Impact Factor 3.845 | CiteScore 3.92
More on impact ›

Methods ARTICLE Provisionally accepted The full-text will be published soon. Notify me

Front. Pharmacol. | doi: 10.3389/fphar.2019.01293

Unexpected Nanoparticle Retention in Plastic Syringes Introduces Dosage Uncertainties and Compromises the Accuracy of in vivo Studies in Nanomedicine and Nanotoxicology – Additional Quality Control Steps are Required

  • 1Joint Research Centre (Italy), Italy
  • 2CIC biomaGUNE, Spain
  • 3Institut für Umweltwissenschaften, Helmholtz Zentrum München, Germany

The investigation of the interaction of nanomaterials with biological systems appears to be especially affected by a lack of reproducibility and comparability of data. This triggered a lot of efforts to harmonize the execution and reporting on experimental studies and to improve the reproducibility, credibility and efficiency of scientific research. These efforts comprise the set-up of repositories of well-characterized representative industrially manufactured nanomaterials, the development of reference materials and the recommendation of Minimum Information Reporting in Bio-Nano Experimental Literature (MIRIBEL). Unfortunately, these efforts are still incomplete.
The present study illustrates that the retention of nanoparticles in disposable plastic syringes may lead to non-neglectable dosage uncertainties in in vivo studies. This error source is still not covered by MIRIBEL, and from the lack of reporting in literature one has to conclude that this error has been neglected in so far published in vivo studies dealing with nanomaterials.
In animal experiments using suspensions of radiolabeled nanoparticles large and highly variable radioactivity fractions were retained in disposable plastic syringes after unloading. This implies that the effectively delivered nanoparticle dose to the animals was frequently much smaller than the nominal dose of the nanoparticles loaded into the syringe which is usually set as applied nanoparticle dose.
A control study employing six commonly used syringe types with seven types of radiolabeled oxide and metallic nanoparticles and data gathered from in vivo animal imaging studies, including radiolabeled exosomes, polymersomes and protein-based nanoparticles, shows that nanoparticle retention in syringes depends on the combination of the nanoparticle suspension and the syringe type. Since this retention is highly variable the problem cannot be handled by applying a simple retention factor. For very unfavorable combinations it is not possible to predict whether e.g. 7% or 79% of the nanoparticles will be retained in the syringe.
The present work shall illustrate the problem and proposes as mitigation strategy adequate checks with different syringe types in order to find out whether a given nanoparticle suspension is affected by nanoparticle retention and, if necessary, to select a syringe type that minimizes retention.

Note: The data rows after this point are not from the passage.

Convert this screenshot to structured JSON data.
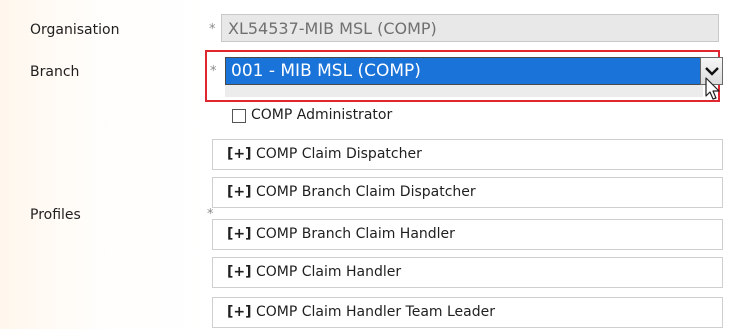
{
  "form": {
    "required_marker": "*",
    "organisation": {
      "label": "Organisation",
      "value": "XL54537-MIB MSL (COMP)"
    },
    "branch": {
      "label": "Branch",
      "value": "001 - MIB MSL (COMP)"
    },
    "profiles": {
      "label": "Profiles",
      "top_checkbox": {
        "label": "COMP Administrator",
        "checked": false
      },
      "groups": [
        {
          "expander": "[+]",
          "label": "COMP Claim Dispatcher"
        },
        {
          "expander": "[+]",
          "label": "COMP Branch Claim Dispatcher"
        },
        {
          "expander": "[+]",
          "label": "COMP Branch Claim Handler"
        },
        {
          "expander": "[+]",
          "label": "COMP Claim Handler"
        },
        {
          "expander": "[+]",
          "label": "COMP Claim Handler Team Leader"
        }
      ]
    }
  },
  "colors": {
    "selected_option_bg": "#1a73d8",
    "highlight_outline": "#e0262f",
    "disabled_field_bg": "#e8e8e8"
  },
  "icons": {
    "dropdown": "chevron-down-icon",
    "cursor": "mouse-pointer-icon"
  }
}
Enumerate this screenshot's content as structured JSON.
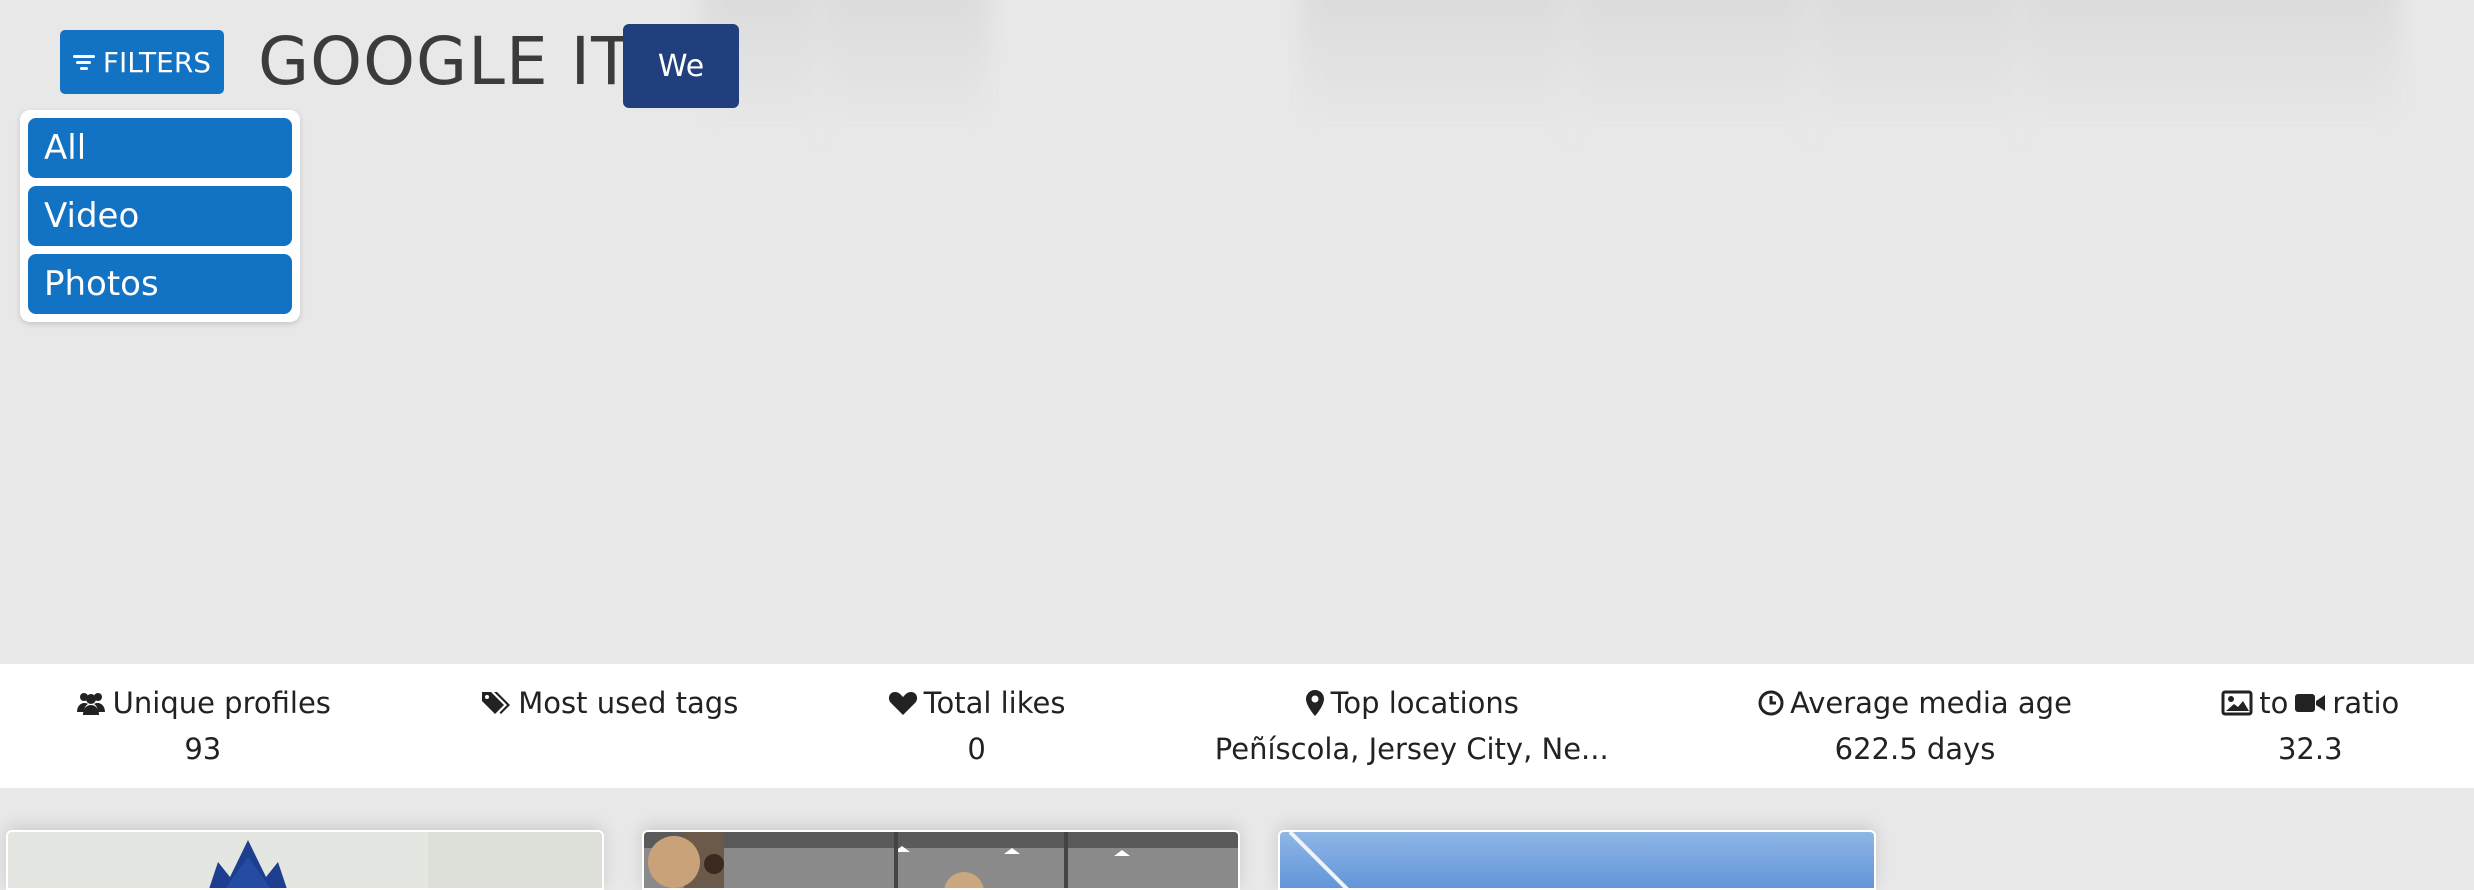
{
  "header": {
    "filters_label": "FILTERS",
    "title": "GOOGLE IT",
    "we_label": "We"
  },
  "filter_menu": {
    "options": [
      "All",
      "Video",
      "Photos"
    ]
  },
  "stats": [
    {
      "icon": "users-icon",
      "label": "Unique profiles",
      "value": "93"
    },
    {
      "icon": "tags-icon",
      "label": "Most used tags",
      "value": ""
    },
    {
      "icon": "heart-icon",
      "label": "Total likes",
      "value": "0"
    },
    {
      "icon": "map-pin-icon",
      "label": "Top locations",
      "value": "Peñíscola, Jersey City, Ne..."
    },
    {
      "icon": "clock-icon",
      "label": "Average media age",
      "value": "622.5 days"
    },
    {
      "icon": "image-icon",
      "label_mid": "to",
      "icon2": "video-icon",
      "label": "ratio",
      "value": "32.3"
    }
  ],
  "cards": [
    {
      "name": "media-card-mascot"
    },
    {
      "name": "media-card-teddy-bears"
    },
    {
      "name": "media-card-sky"
    }
  ],
  "colors": {
    "primary": "#1272c3",
    "dark_button": "#203f7c",
    "background": "#e8e8e8"
  }
}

Keywords: Nanoparticles, In Vivo Experiments, Nanoparticle retention, disposable plastic syringes, dosage uncertainty, nanotoxicology, Nanomedicine

Received: 20 Jul 2019; Accepted: 09 Oct 2019.

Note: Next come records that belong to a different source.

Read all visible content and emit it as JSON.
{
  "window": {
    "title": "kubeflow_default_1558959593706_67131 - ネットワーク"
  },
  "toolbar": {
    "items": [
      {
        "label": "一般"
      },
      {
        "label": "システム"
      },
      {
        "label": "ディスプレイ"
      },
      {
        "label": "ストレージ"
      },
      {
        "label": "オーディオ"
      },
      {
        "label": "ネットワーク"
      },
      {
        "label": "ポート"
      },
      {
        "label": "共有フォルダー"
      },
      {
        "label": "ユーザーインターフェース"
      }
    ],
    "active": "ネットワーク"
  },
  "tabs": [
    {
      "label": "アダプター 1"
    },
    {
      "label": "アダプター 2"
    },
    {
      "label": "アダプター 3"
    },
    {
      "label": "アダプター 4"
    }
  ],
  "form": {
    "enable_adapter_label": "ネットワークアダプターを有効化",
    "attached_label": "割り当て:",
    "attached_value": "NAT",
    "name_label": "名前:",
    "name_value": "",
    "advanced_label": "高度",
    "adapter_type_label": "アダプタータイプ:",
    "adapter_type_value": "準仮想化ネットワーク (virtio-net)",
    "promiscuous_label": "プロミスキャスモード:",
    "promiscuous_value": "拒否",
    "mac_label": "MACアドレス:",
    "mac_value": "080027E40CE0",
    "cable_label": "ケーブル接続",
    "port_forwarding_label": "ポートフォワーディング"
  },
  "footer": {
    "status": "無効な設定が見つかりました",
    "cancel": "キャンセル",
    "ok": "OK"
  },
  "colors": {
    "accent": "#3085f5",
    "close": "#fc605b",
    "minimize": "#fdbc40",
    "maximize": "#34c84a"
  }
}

Copyright: © 2019 Holzwarth, Cossio, Llop and Kreyling. This is an open-access article distributed under the terms of the Creative Commons Attribution License (CC BY). The use, distribution or reproduction in other forums is permitted, provided the original author(s) and the copyright owner(s) are credited and that the original publication in this journal is cited, in accordance with accepted academic practice. No use, distribution or reproduction is permitted which does not comply with these terms.

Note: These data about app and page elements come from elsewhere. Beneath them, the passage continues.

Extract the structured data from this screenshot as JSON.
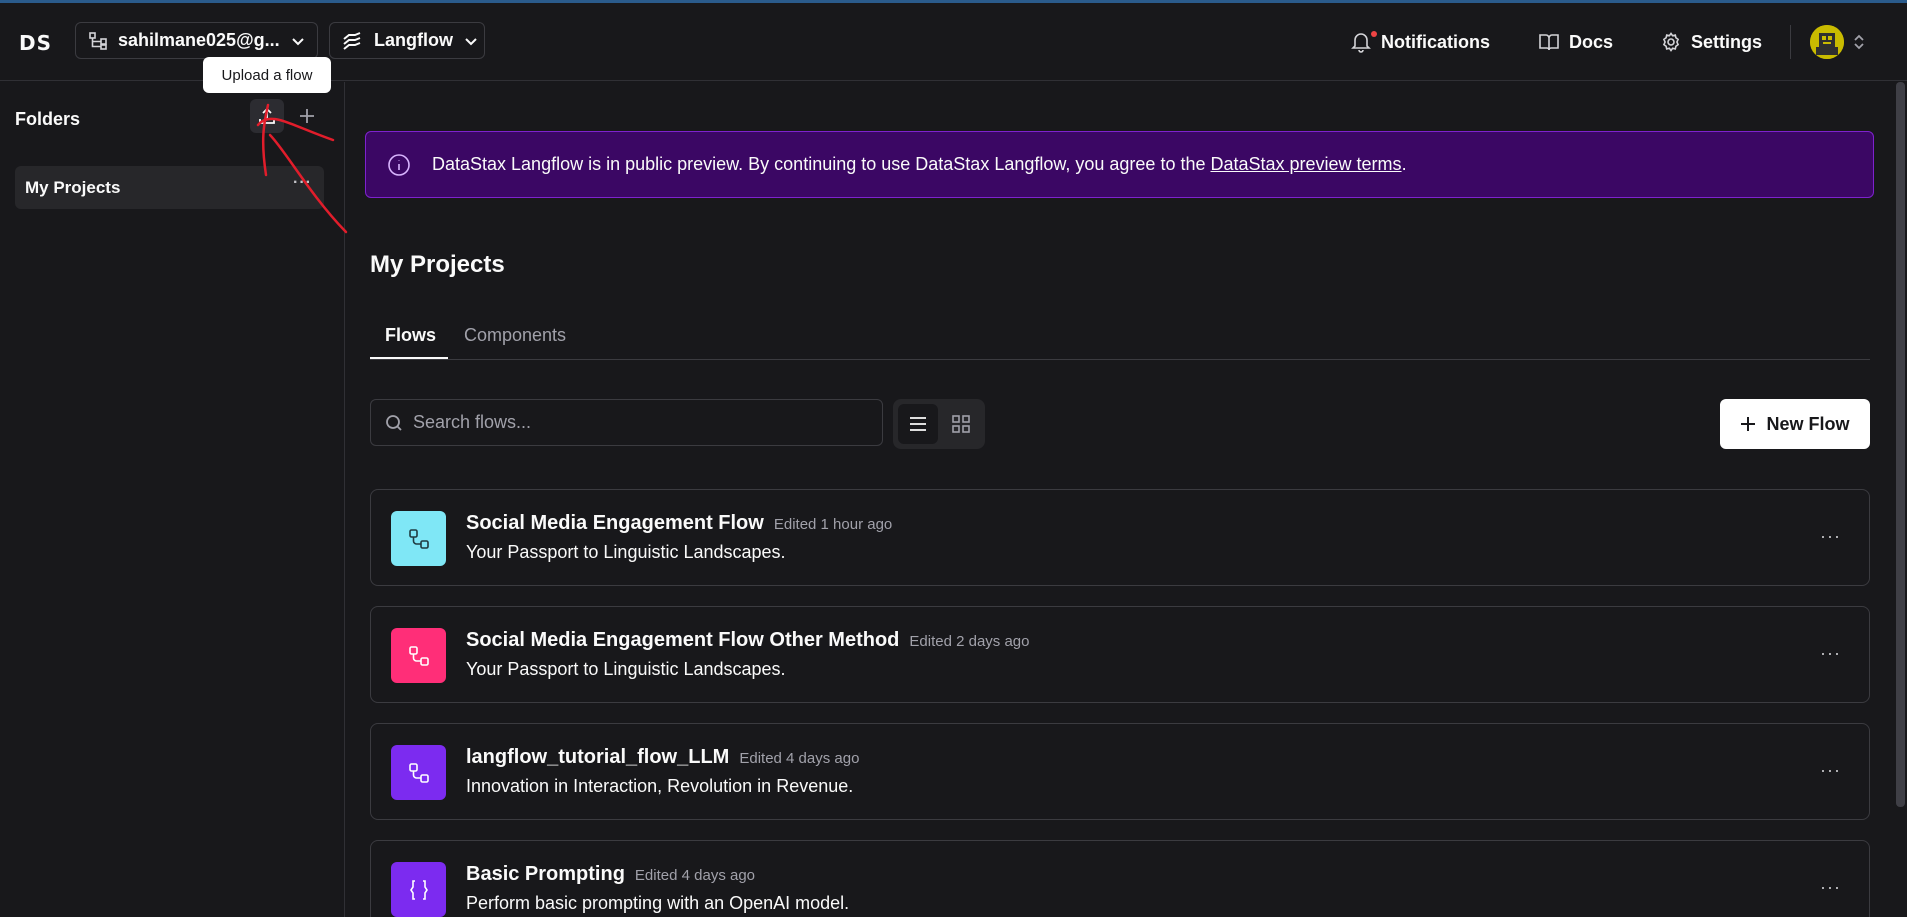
{
  "header": {
    "logo": "DS",
    "org": "sahilmane025@g...",
    "project": "Langflow",
    "notifications": "Notifications",
    "docs": "Docs",
    "settings": "Settings"
  },
  "sidebar": {
    "title": "Folders",
    "tooltip": "Upload a flow",
    "folders": [
      {
        "label": "My Projects",
        "more": "···"
      }
    ]
  },
  "banner": {
    "text": "DataStax Langflow is in public preview. By continuing to use DataStax Langflow, you agree to the",
    "link": "DataStax preview terms",
    "suffix": "."
  },
  "main": {
    "title": "My Projects",
    "tabs": [
      {
        "label": "Flows"
      },
      {
        "label": "Components"
      }
    ],
    "search_placeholder": "Search flows...",
    "new_flow": "New Flow"
  },
  "flows": [
    {
      "title": "Social Media Engagement Flow",
      "edited": "Edited 1 hour ago",
      "desc": "Your Passport to Linguistic Landscapes.",
      "icon": "flow-icon",
      "color": "#7fe7f6"
    },
    {
      "title": "Social Media Engagement Flow Other Method",
      "edited": "Edited 2 days ago",
      "desc": "Your Passport to Linguistic Landscapes.",
      "icon": "flow-icon",
      "color": "#ff2e78"
    },
    {
      "title": "langflow_tutorial_flow_LLM",
      "edited": "Edited 4 days ago",
      "desc": "Innovation in Interaction, Revolution in Revenue.",
      "icon": "flow-icon",
      "color": "#7c2bf0"
    },
    {
      "title": "Basic Prompting",
      "edited": "Edited 4 days ago",
      "desc": "Perform basic prompting with an OpenAI model.",
      "icon": "braces-icon",
      "color": "#7c2bf0"
    }
  ],
  "more_glyph": "···"
}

* Correspondence: Dr. Uwe W. Holzwarth, Joint Research Centre (Italy), Ispra, Italy, uwe.holzwarth@ec.europa.eu